Germany used total 382 U-boats in WWI, 2 of which were captured ones from the Allied forces, to sink 12,850,814 tons of Allied and Neutral shipping in the 52 months. On an average, 247,131 tons of shipping had been sunk by Germany each month. Out of the total German U-boats in WWI, 46.60% or 178 were sunk in battle, 10.21% or 39 were lost due to other reasons and 5,000 men were lost in the U-boats.

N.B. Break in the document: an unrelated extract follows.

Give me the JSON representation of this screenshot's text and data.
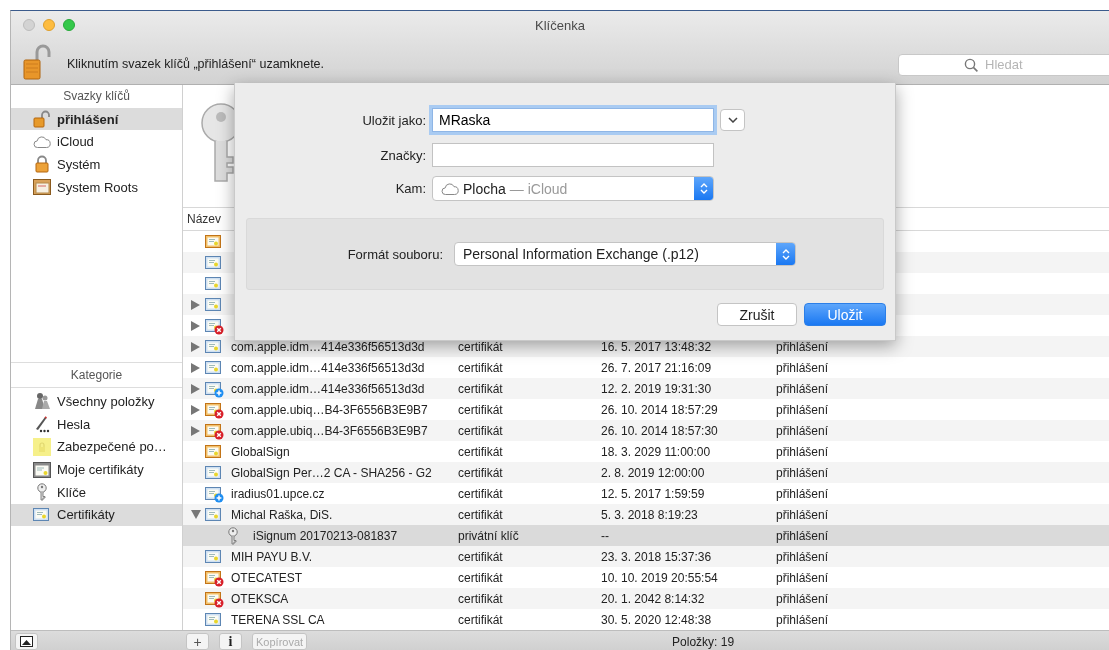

Germany used 1172 U-boats in WWII, out of the total 1250 commissioned, 16 of which were captured ones from the Allied forces. To defeat the Allied forces, the Nazi Germany required mounting an extensive blockade of UK. The Nazi U-boats had to sink 300,000 tons of Allied shipping each month to achieve victory. Out of the first 27 months of WWII, the Nazi U-boats managed to achieve their target in the first four months. After U.S. marine & merchant ships joined Britain since December 1941, the tonnage sinking target for the Nazis effectively doubled. Axis U-boats required sinking 700,000 tons of Allied shipping per month. This target was accomplished in only one month, November 1942. The average sinking of Allied shipping by Nazi U-boats dropped to one tenth of the target figure after May 1943.

During the WWII, Nazi U-boats sank 6,000 Allied ships with a total of 21,000,000 tons. But the Allies had managed to build over 38 million tons of new shipping by the end of the war. 68.89% or 784 of the total German U-boats were lost at the sea and approximately 75% or 30,000 of the total 40,000 sailors of the German U-boat fleet were killed. Some 19 U-boats could never be deployed. Germany had 36 U-boats in the post WWII period as the country was allowed to have a small navy.

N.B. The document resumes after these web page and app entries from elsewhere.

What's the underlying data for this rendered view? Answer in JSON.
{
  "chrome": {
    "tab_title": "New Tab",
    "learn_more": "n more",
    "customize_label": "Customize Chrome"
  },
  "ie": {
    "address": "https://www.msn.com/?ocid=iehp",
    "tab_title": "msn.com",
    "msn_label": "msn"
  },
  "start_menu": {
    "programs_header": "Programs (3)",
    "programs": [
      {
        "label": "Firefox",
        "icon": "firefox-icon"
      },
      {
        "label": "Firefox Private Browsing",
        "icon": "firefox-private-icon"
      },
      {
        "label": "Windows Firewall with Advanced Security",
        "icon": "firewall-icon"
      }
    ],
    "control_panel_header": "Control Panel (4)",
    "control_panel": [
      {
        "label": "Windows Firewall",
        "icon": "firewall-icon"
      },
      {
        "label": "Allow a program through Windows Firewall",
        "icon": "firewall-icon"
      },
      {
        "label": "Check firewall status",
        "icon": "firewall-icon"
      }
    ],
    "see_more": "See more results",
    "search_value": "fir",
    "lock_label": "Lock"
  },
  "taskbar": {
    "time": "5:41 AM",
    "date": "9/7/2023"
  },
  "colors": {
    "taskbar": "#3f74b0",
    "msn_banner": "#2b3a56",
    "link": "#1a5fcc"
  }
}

Mail Online, the web edition of Britain’s prominent news paper The Daily Mail, reported that divers of the Indonesian coast had discovered a Nazi U-boat wreckage of WWII with at least 17 skeletons of its lost crew aboard on 9th November 2013. According to the initial findings, it is the U-168, the German type IX C/40 U-boat commissioned on 10th September 1942 and was commanded by Captain Helmuth Pich.

U-168 sank 3 Allied ships totaling 8,008 tons and damaged another ship of 9,804 tons. In its second patrol, on 2nd October 1943, the ship had moved into the Indian Ocean and sank SS Haiching, a British steam merchant ship. U-168 was attacked by a Canadian amphibian aircraft Consolidated PBY Catalina, but the attack was unsuccessful.  In its third patrol, the U-boat sank British salvage ship HMS Salviking south of Sri Lanka on 14th February 1944. U-168 also sank Greek ship, Epaminondas C Embiricos near the Maldives on the next day.

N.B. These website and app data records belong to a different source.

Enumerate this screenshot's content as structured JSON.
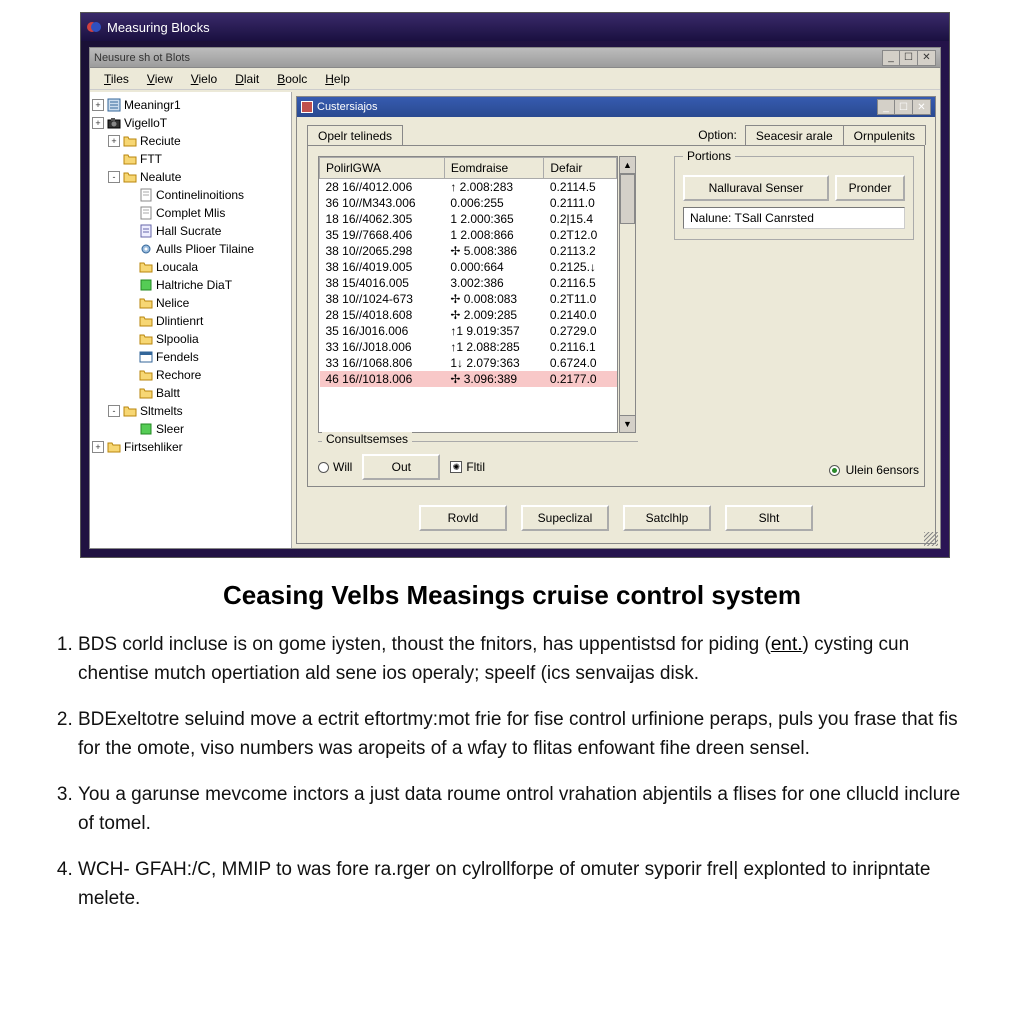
{
  "outer_window": {
    "title": "Measuring Blocks"
  },
  "inner_window": {
    "title": "Neusure sh ot Blots"
  },
  "menubar": [
    "Tiles",
    "View",
    "Vielo",
    "Dlait",
    "Boolc",
    "Help"
  ],
  "tree": [
    {
      "depth": 0,
      "toggle": "+",
      "icon": "list",
      "label": "Meaningr1"
    },
    {
      "depth": 0,
      "toggle": "+",
      "icon": "camera",
      "label": "VigelloT"
    },
    {
      "depth": 1,
      "toggle": "+",
      "icon": "folder",
      "label": "Reciute"
    },
    {
      "depth": 1,
      "toggle": "",
      "icon": "folder",
      "label": "FTT"
    },
    {
      "depth": 1,
      "toggle": "-",
      "icon": "folder",
      "label": "Nealute"
    },
    {
      "depth": 2,
      "toggle": "",
      "icon": "doc",
      "label": "Continelinoitions"
    },
    {
      "depth": 2,
      "toggle": "",
      "icon": "doc",
      "label": "Complet Mlis"
    },
    {
      "depth": 2,
      "toggle": "",
      "icon": "sheet",
      "label": "Hall Sucrate"
    },
    {
      "depth": 2,
      "toggle": "",
      "icon": "gear",
      "label": "Aulls Plioer Tilaine"
    },
    {
      "depth": 2,
      "toggle": "",
      "icon": "folder",
      "label": "Loucala"
    },
    {
      "depth": 2,
      "toggle": "",
      "icon": "green",
      "label": "Haltriche DiaT"
    },
    {
      "depth": 2,
      "toggle": "",
      "icon": "folder",
      "label": "Nelice"
    },
    {
      "depth": 2,
      "toggle": "",
      "icon": "folder",
      "label": "Dlintienrt"
    },
    {
      "depth": 2,
      "toggle": "",
      "icon": "folder",
      "label": "Slpoolia"
    },
    {
      "depth": 2,
      "toggle": "",
      "icon": "app",
      "label": "Fendels"
    },
    {
      "depth": 2,
      "toggle": "",
      "icon": "folder",
      "label": "Rechore"
    },
    {
      "depth": 2,
      "toggle": "",
      "icon": "folder",
      "label": "Baltt"
    },
    {
      "depth": 1,
      "toggle": "-",
      "icon": "folder",
      "label": "Sltmelts"
    },
    {
      "depth": 2,
      "toggle": "",
      "icon": "green",
      "label": "Sleer"
    },
    {
      "depth": 0,
      "toggle": "+",
      "icon": "folder",
      "label": "Firtsehliker"
    }
  ],
  "child_window": {
    "title": "Custersiajos"
  },
  "tabs_left": [
    "Opelr telineds"
  ],
  "option_label": "Option:",
  "tabs_right": [
    "Seacesir arale",
    "Ornpulenits"
  ],
  "table": {
    "headers": [
      "PolirlGWA",
      "Eomdraise",
      "Defair"
    ],
    "rows": [
      {
        "c": [
          "28 16//4012.006",
          "↑  2.008:283",
          "0.2114.5"
        ],
        "hl": false
      },
      {
        "c": [
          "36 10//M343.006",
          "   0.006:255",
          "0.2111.0"
        ],
        "hl": false
      },
      {
        "c": [
          "18 16//4062.305",
          "1  2.000:365",
          "0.2|15.4"
        ],
        "hl": false
      },
      {
        "c": [
          "35 19//7668.406",
          "1  2.008:866",
          "0.2T12.0"
        ],
        "hl": false
      },
      {
        "c": [
          "38 10//2065.298",
          "✢ 5.008:386",
          "0.2113.2"
        ],
        "hl": false
      },
      {
        "c": [
          "38 16//4019.005",
          "   0.000:664",
          "0.2125.↓"
        ],
        "hl": false
      },
      {
        "c": [
          "38 15/4016.005",
          "   3.002:386",
          "0.2116.5"
        ],
        "hl": false
      },
      {
        "c": [
          "38 10//1024-673",
          "✢ 0.008:083",
          "0.2T11.0"
        ],
        "hl": false
      },
      {
        "c": [
          "28 15//4018.608",
          "✢ 2.009:285",
          "0.2140.0"
        ],
        "hl": false
      },
      {
        "c": [
          "35 16/J016.006",
          "↑1 9.019:357",
          "0.2729.0"
        ],
        "hl": false
      },
      {
        "c": [
          "33 16//J018.006",
          "↑1 2.088:285",
          "0.2116.1"
        ],
        "hl": false
      },
      {
        "c": [
          "33 16//1068.806",
          "1↓ 2.079:363",
          "0.6724.0"
        ],
        "hl": false
      },
      {
        "c": [
          "46 16//1018.006",
          "✢ 3.096:389",
          "0.2177.0"
        ],
        "hl": true
      }
    ]
  },
  "portions": {
    "legend": "Portions",
    "btn1": "Nalluraval Senser",
    "btn2": "Pronder",
    "field_label": "Nalune:",
    "field_value": "TSall Canrsted"
  },
  "consult": {
    "legend": "Consultsemses",
    "radio_will": "Will",
    "btn_out": "Out",
    "check_fitl_checked": true,
    "check_fitl": "Fltil"
  },
  "ulein_label": "Ulein 6ensors",
  "buttons": [
    "Rovld",
    "Supeclizal",
    "Satclhlp",
    "Slht"
  ],
  "doc": {
    "heading": "Ceasing Velbs Measings cruise control system",
    "items": [
      "BDS corld incluse is on gome iysten, thoust the fnitors, has uppentistsd for piding (ent.) cysting cun chentise mutch opertiation ald sene ios operaly; speelf (ics senvaijas disk.",
      "BDExeltotre seluind move a ectrit eftortmy:mot frie for fise control urfinione peraps, puls you frase that fis for the omote, viso numbers was aropeits of a wfay to flitas enfowant fihe dreen sensel.",
      "You a garunse mevcome inctors a just data roume ontrol vrahation abjentils a flises for one cllucld inclure of tomel.",
      "WCH- GFAH:/C, MMIP to was fore ra.rger on cylrollforpe of omuter syporir frel| explonted to inripntate melete."
    ]
  }
}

The WWII Nazi U-boat also damaged Norwegian ship Fenris near Maldives on 21st February 1944. The ammo-less U-168 then went to Japanese occupied Batavia, Dutch East Indies. It is now known as Jakarta, Indonesia. U-168 was hit and sank by a torpedo fired by Dutch submarine HrMs Zwaardvisch on 5th October 1944. Twenty three men were killed & drowned with the submarine and a further twenty seven were captured including Captain Helmuth.

Head of the research team of Indonesian National Archaeology Center that found the U-168, Bambang Budi Utomo said that it was the first time they had found a foreign submarine in Indonesian waters. He also said that the discovery would provide useful information about the warfare in Java Sea during WWII. Along with the skeletons of the lost crew, other things like swastika printed dinner plates, binoculars, a bottle of hair oil and batteries were pulled from the U-boat wreck. The wreck was found 100 km or 60 miles northeast of Karimunjawa Island. Bambang also said that the lifting of the wreck would take time due to its huge size and costs involved.

14 WWII Nazi U-boats were stationed in the Far East and only four of those managed to return back to Europe.
Video story: 2 hour 34 minutes long documentary on WWII Nazi U-boat submarines

Mohammad Rafi Saad

Mohammad Rafi Saad is one of the authors writing for WAR HISTORY ONLINE